* [Work item]:
Below are records. Find each line in them that holds the word "screenshot" and copy it.

* [Dataset rows for apps and sites]:

++++++++++++++++++++

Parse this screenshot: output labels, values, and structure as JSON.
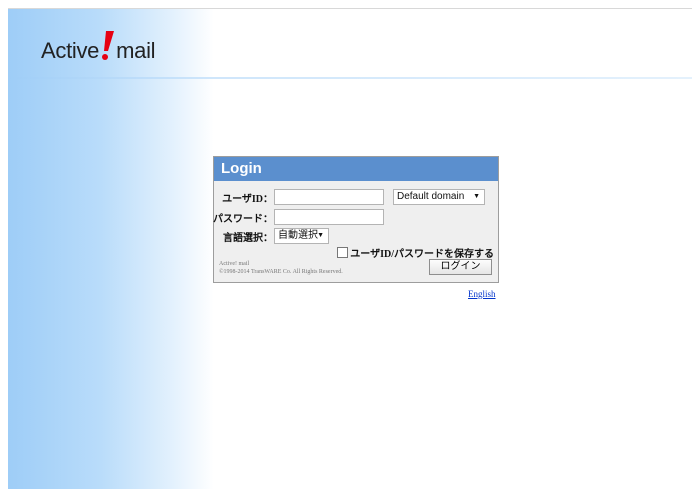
{
  "logo": {
    "text_left": "Active",
    "text_right": "mail",
    "mark": "!"
  },
  "login": {
    "title": "Login",
    "user_id_label": "ユーザID：",
    "user_id_value": "",
    "domain_value": "Default domain",
    "password_label": "パスワード：",
    "password_value": "",
    "language_label": "言語選択：",
    "language_value": "自動選択",
    "remember_label": "ユーザID/パスワードを保存する",
    "remember_checked": false,
    "copyright_line1": "Active! mail",
    "copyright_line2": "©1998-2014 TransWARE Co. All Rights Reserved.",
    "login_button": "ログイン"
  },
  "language_link": "English",
  "colors": {
    "header_blue": "#5b8fce",
    "logo_red": "#e60012",
    "link_blue": "#0033cc"
  }
}
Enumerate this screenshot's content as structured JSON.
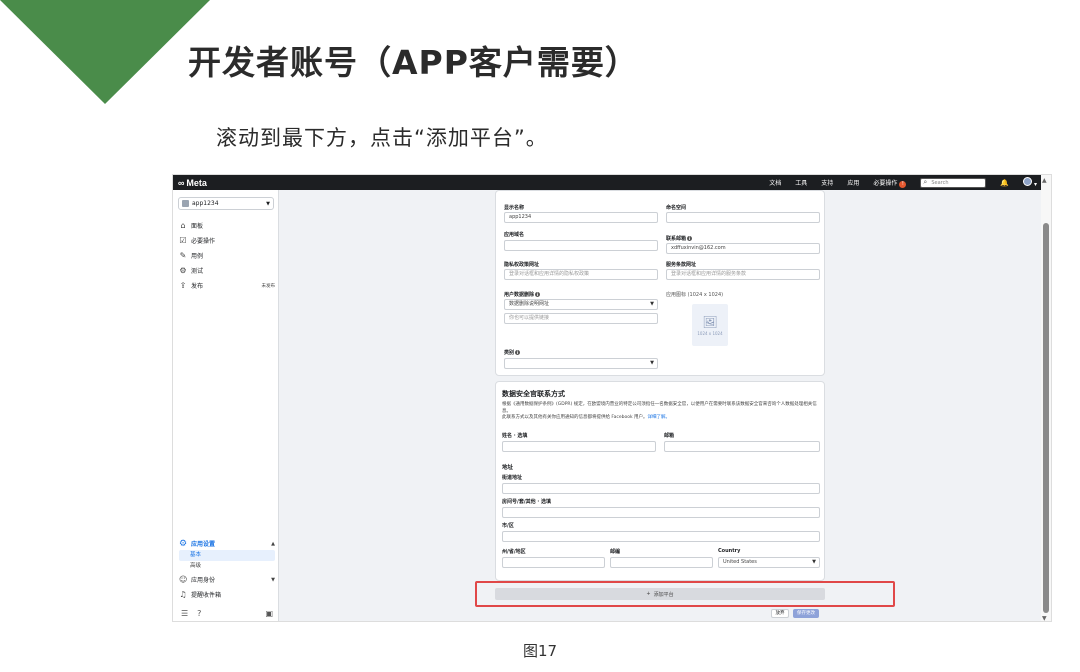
{
  "slide": {
    "title": "开发者账号（APP客户需要）",
    "subtitle": "滚动到最下方，点击“添加平台”。",
    "caption": "图17",
    "accent_color": "#4a8c4a"
  },
  "topbar": {
    "logo": "Meta",
    "nav": [
      "文档",
      "工具",
      "支持",
      "应用",
      "必要操作"
    ],
    "warn_count": "!",
    "search_placeholder": "Search"
  },
  "sidebar": {
    "app_name": "app1234",
    "items": [
      {
        "label": "面板",
        "icon": "dashboard-icon"
      },
      {
        "label": "必要操作",
        "icon": "checklist-icon"
      },
      {
        "label": "用例",
        "icon": "pencil-icon"
      },
      {
        "label": "测试",
        "icon": "test-icon"
      },
      {
        "label": "发布",
        "icon": "publish-icon",
        "badge": "未发布"
      }
    ],
    "settings": {
      "label": "应用设置",
      "sub": [
        "基本",
        "高级"
      ]
    },
    "extra": [
      {
        "label": "应用身份",
        "icon": "user-icon"
      },
      {
        "label": "提醒收件箱",
        "icon": "bell-icon"
      }
    ]
  },
  "form": {
    "display_name_label": "显示名称",
    "display_name_value": "app1234",
    "namespace_label": "命名空间",
    "app_domain_label": "应用域名",
    "contact_email_label": "联系邮箱",
    "contact_email_value": "xdffuxinvin@162.com",
    "privacy_label": "隐私权政策网址",
    "privacy_placeholder": "登录对话框和应用详情的隐私权政策",
    "tos_label": "服务条款网址",
    "tos_placeholder": "登录对话框和应用详情的服务条款",
    "user_data_label": "用户数据删除",
    "user_data_select": "数据删除说明网址",
    "user_data_placeholder": "你也可以提供链接",
    "app_icon_label": "应用图标 (1024 x 1024)",
    "app_icon_size": "1024 x 1024",
    "category_label": "类别"
  },
  "dpo": {
    "title": "数据安全官联系方式",
    "para1": "根据《通用数据保护条例》(GDPR) 规定，在欧盟境内营业的特定公司须指任一名数据安全官，以便用户在需要时联系该数据安全官来咨询个人数据处理相关信息。",
    "para2": "此联系方式以及其他有关你应用通知的信息都将提供给 Facebook 用户。",
    "learn_more": "详细了解。",
    "name_label": "姓名 · 选填",
    "email_label": "邮箱",
    "address_label": "地址",
    "street_label": "街道地址",
    "apt_label": "房间号/套/其他 · 选填",
    "city_label": "市/区",
    "state_label": "州/省/地区",
    "zip_label": "邮编",
    "country_label": "Country",
    "country_value": "United States"
  },
  "actions": {
    "add_platform": "添加平台",
    "discard": "放弃",
    "save": "保存更改"
  }
}
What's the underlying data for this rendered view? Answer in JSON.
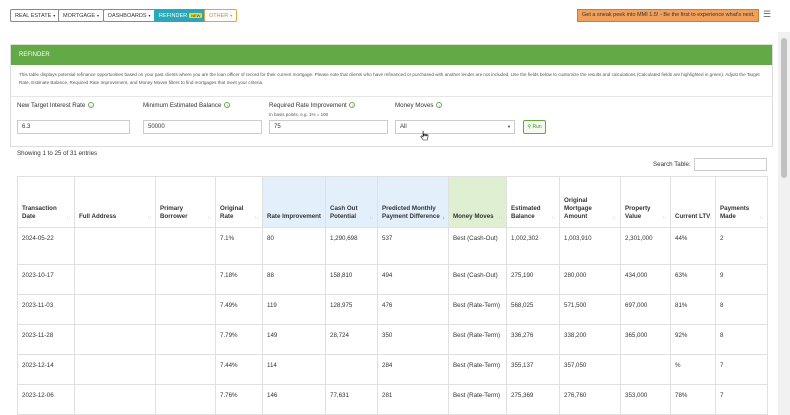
{
  "nav": {
    "items": [
      {
        "label": "REAL ESTATE",
        "caret": "▾"
      },
      {
        "label": "MORTGAGE",
        "caret": "▾"
      },
      {
        "label": "DASHBOARDS",
        "caret": "▾"
      },
      {
        "label": "REFINDER",
        "badge": "NEW"
      },
      {
        "label": "OTHER",
        "caret": "▾"
      }
    ],
    "promo": "Get a sneak peek into MMI 1.5! - Be the first to experience what's next.",
    "menu_icon": "☰"
  },
  "panel": {
    "title": "REFINDER",
    "description": "This table displays potential refinance opportunities based on your past clients where you are the loan officer of record for their current mortgage. Please note that clients who have refinanced or purchased with another lender are not included. Use the fields below to customize the results and calculations (Calculated fields are highlighted in green). Adjust the Target Rate, Estimate Balance, Required Rate Improvement, and Money Moves filters to find mortgages that meet your criteria."
  },
  "filters": {
    "target_rate_label": "New Target Interest Rate",
    "target_rate_value": "6.3",
    "min_balance_label": "Minimum Estimated Balance",
    "min_balance_value": "50000",
    "rate_improvement_label": "Required Rate Improvement",
    "rate_improvement_hint": "In basis points, e.g. 1% = 100",
    "rate_improvement_value": "75",
    "money_moves_label": "Money Moves",
    "money_moves_value": "All",
    "run_label": "Run",
    "info_icon": "i"
  },
  "table_info": {
    "showing": "Showing 1 to 25 of 31 entries",
    "search_label": "Search Table:"
  },
  "columns": [
    "Transaction Date",
    "Full Address",
    "Primary Borrower",
    "Original Rate",
    "Rate Improvement",
    "Cash Out Potential",
    "Predicted Monthly Payment Difference",
    "Money Moves",
    "Estimated Balance",
    "Original Mortgage Amount",
    "Property Value",
    "Current LTV",
    "Payments Made"
  ],
  "sort_glyph": "↑↓",
  "sort_active_glyph": "↓",
  "rows": [
    [
      "2024-05-22",
      "",
      "",
      "7.1%",
      "80",
      "1,290,698",
      "537",
      "Best (Cash-Out)",
      "1,002,302",
      "1,003,910",
      "2,301,000",
      "44%",
      "2"
    ],
    [
      "2023-10-17",
      "",
      "",
      "7.18%",
      "88",
      "158,810",
      "494",
      "Best (Cash-Out)",
      "275,190",
      "280,000",
      "434,000",
      "63%",
      "9"
    ],
    [
      "2023-11-03",
      "",
      "",
      "7.49%",
      "119",
      "128,975",
      "476",
      "Best (Rate-Term)",
      "568,025",
      "571,500",
      "697,000",
      "81%",
      "8"
    ],
    [
      "2023-11-28",
      "",
      "",
      "7.79%",
      "149",
      "28,724",
      "350",
      "Best (Rate-Term)",
      "336,276",
      "338,200",
      "365,000",
      "92%",
      "8"
    ],
    [
      "2023-12-14",
      "",
      "",
      "7.44%",
      "114",
      "",
      "284",
      "Best (Rate-Term)",
      "355,137",
      "357,050",
      "",
      "%",
      "7"
    ],
    [
      "2023-12-06",
      "",
      "",
      "7.76%",
      "146",
      "77,631",
      "281",
      "Best (Rate-Term)",
      "275,369",
      "276,760",
      "353,000",
      "78%",
      "7"
    ]
  ]
}
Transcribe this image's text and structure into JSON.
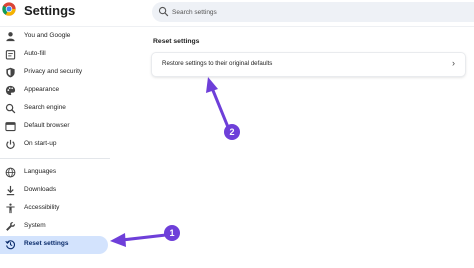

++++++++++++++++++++

* [Exercise answer]:
Parse this screenshot: output labels, values, and structure as JSON.
Enumerate this screenshot's content as structured JSON.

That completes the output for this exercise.